J&H Marsh & McLennan, the world's largest retail broker, will continue to handle some transactional services and a few other lines of coverage for Microsoft, said Scott K. Lange, director of risk management for the Redmond, Wash.-based company.
J&H Marsh & McLennan also has lost Vp Roger Van Der Vliet to Aon Risk Services. Mr. Van Der Vliet has been intimately involved with the Microsoft account since he picked it up for J&H in 1984. He has been Microsoft's account manager twice during that period. Mr. Van Der Vliet, now a senior vp in Aon Risk Service's Global Broking Group in Seattle, said he will remain involved in servicing the account.

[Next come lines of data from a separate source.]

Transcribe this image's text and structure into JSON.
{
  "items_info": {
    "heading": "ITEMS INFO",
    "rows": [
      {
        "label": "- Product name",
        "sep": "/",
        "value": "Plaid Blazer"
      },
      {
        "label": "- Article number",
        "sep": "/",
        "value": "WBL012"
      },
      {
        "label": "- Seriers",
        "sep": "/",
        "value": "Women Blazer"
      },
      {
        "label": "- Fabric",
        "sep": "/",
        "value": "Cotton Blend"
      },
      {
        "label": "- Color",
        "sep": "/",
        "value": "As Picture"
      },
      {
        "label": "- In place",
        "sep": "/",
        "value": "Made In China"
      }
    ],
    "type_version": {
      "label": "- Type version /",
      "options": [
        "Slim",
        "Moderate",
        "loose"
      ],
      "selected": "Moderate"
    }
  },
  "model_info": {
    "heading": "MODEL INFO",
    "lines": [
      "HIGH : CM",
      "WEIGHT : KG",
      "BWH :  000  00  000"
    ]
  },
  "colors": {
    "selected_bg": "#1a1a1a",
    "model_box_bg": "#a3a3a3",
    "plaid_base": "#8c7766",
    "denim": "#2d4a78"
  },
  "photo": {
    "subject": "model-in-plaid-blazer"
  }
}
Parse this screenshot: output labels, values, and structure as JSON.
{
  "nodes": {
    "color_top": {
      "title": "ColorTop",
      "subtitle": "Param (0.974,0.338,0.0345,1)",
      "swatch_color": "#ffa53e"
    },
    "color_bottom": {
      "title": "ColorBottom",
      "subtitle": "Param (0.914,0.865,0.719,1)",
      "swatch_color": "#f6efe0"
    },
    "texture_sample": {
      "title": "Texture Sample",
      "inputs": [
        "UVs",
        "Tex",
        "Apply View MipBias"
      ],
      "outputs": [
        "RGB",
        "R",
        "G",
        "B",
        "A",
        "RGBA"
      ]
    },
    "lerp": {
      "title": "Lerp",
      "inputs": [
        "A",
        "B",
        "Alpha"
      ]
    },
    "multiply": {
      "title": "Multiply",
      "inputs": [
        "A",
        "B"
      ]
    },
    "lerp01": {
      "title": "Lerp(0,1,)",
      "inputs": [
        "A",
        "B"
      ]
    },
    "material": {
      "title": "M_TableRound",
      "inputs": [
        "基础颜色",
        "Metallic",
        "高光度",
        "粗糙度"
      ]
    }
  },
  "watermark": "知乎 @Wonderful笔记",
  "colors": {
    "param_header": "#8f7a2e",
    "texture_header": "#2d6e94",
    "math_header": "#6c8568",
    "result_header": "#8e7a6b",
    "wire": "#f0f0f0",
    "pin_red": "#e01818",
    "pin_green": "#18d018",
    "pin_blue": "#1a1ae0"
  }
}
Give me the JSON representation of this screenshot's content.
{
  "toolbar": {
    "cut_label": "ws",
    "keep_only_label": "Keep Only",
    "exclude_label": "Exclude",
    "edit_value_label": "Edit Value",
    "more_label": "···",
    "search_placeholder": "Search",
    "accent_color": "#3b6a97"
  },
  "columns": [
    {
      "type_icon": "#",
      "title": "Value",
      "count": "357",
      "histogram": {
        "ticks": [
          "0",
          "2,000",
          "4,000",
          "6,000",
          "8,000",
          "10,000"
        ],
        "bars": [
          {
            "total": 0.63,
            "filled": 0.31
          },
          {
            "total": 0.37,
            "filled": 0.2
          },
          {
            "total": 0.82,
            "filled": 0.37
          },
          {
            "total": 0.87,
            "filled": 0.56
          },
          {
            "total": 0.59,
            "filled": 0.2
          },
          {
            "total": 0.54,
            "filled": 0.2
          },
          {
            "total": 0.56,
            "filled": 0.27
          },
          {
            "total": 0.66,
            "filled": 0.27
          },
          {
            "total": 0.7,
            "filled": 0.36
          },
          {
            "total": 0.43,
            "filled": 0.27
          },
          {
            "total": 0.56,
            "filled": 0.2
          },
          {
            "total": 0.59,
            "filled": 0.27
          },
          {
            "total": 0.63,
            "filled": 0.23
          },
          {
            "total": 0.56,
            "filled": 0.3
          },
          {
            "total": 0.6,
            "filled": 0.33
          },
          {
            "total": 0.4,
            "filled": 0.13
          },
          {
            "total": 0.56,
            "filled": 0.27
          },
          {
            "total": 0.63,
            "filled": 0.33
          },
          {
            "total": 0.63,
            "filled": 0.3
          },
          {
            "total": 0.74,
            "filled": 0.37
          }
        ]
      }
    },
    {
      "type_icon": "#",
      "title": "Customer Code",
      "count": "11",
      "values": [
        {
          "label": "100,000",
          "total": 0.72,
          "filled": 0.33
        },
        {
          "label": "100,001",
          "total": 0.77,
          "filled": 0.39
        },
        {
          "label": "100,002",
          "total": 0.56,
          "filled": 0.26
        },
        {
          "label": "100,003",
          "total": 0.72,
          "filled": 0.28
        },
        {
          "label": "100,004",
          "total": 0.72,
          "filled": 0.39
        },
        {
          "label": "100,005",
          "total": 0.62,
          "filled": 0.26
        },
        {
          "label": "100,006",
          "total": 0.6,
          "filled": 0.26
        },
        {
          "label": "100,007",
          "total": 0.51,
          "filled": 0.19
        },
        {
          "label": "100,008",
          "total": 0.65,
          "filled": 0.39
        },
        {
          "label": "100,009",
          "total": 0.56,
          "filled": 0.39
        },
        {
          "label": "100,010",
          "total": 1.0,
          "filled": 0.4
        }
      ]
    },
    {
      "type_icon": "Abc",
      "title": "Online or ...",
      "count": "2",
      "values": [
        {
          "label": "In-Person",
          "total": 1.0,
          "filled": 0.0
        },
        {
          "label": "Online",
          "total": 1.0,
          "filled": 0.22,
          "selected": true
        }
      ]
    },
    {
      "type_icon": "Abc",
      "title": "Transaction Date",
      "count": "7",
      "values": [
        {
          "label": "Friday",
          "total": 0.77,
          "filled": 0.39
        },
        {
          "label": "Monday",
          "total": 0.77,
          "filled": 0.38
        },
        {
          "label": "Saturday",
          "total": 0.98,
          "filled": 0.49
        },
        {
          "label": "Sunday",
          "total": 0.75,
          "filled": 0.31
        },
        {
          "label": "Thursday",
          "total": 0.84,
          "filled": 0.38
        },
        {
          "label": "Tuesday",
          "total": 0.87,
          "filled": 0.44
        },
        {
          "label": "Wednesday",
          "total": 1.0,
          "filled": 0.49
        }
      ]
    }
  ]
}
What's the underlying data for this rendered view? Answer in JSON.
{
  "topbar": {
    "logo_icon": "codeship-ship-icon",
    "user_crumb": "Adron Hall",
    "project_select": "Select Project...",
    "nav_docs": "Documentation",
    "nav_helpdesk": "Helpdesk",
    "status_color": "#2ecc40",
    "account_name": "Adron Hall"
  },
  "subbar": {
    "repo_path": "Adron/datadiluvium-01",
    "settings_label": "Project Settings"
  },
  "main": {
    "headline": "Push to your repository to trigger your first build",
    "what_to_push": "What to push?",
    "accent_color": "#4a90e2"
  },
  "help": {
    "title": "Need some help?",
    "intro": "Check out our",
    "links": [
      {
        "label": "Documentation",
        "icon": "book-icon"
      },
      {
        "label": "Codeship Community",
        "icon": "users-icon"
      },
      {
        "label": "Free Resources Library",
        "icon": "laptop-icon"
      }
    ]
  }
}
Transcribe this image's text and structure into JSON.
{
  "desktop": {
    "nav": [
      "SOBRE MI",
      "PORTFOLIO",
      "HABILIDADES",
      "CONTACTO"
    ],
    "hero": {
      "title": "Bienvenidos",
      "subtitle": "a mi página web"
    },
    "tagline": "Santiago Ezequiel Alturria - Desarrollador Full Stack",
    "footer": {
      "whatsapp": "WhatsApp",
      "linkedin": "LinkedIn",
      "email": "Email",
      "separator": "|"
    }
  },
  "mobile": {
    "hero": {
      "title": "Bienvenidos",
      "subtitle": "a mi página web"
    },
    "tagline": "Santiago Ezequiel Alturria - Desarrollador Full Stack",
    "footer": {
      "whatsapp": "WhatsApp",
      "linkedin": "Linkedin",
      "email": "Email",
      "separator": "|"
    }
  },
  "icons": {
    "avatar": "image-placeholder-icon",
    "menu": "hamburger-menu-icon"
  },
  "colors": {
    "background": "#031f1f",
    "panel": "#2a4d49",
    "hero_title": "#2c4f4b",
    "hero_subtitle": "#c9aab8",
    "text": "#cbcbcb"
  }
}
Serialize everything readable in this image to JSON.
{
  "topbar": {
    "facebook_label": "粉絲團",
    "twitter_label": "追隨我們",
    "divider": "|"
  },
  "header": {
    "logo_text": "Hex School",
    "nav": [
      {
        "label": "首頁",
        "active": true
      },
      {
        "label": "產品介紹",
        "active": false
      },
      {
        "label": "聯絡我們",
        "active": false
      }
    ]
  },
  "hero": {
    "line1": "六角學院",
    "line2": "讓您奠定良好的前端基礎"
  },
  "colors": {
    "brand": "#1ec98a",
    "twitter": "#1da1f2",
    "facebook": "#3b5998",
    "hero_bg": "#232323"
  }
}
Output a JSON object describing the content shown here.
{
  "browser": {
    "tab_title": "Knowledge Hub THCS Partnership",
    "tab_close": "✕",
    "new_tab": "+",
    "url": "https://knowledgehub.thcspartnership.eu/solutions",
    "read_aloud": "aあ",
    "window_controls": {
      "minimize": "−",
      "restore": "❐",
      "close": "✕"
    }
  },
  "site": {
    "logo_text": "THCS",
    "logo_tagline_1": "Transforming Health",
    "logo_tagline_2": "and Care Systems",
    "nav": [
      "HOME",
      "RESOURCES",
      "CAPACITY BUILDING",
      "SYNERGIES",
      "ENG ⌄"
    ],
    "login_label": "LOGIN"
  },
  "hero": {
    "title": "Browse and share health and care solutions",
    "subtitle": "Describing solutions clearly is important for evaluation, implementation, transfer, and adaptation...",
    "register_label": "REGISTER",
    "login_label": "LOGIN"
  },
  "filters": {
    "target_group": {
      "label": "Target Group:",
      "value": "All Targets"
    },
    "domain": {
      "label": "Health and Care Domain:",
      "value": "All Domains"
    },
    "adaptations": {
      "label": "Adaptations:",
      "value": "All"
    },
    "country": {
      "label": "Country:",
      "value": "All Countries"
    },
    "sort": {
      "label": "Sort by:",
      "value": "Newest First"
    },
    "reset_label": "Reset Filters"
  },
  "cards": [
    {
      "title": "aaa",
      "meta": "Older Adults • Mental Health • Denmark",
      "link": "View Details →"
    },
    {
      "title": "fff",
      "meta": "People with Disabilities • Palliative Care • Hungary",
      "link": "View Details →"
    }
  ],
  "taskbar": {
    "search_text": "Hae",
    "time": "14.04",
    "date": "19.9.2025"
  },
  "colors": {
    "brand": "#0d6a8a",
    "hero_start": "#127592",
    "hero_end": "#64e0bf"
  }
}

Mr. Lange would say only that he moved Microsoft's business to Aon because "basically, it's time for a change."
Mr. Lange, though, recently has expressed concerns about developments at J&H Marsh & McLennan since J&H was acquired.
For example, Mr. Lange was concerned about how J&H's departure from the UNISON correspondent broker network would affect Microsoft's overseas affiliates (BI, Oct. 6). J&H, UNISON's largest member, pulled out of the network after the broker was acquired.
Mr. Lange also raised questions about J&H Marsh & McLennan's decision to direct middle-market property/casualty business written by Chubb Corp. into regional centers instead of placing that business through the broker's local offices. The centers may be an example of how large brokers may try to control the market, he said (BI, Oct. 13).
None of the Microsoft coverage that Chubb writes was moved to a regional center, according to Mr. Van Der Vliet.
However, J&H last year moved about 40% of Microsoft's business from the broker's Seattle office to its San Jose, Calif., office. The broker reasoned that because the San Jose office is located in the heart of the Silicon Valley, the office could better service that portion of Microsoft's account, Mr. Van Der Vliet said.
He said Aon had contacted him and that he decided to move to the world's second-largest retail broker before Microsoft decided to change brokers.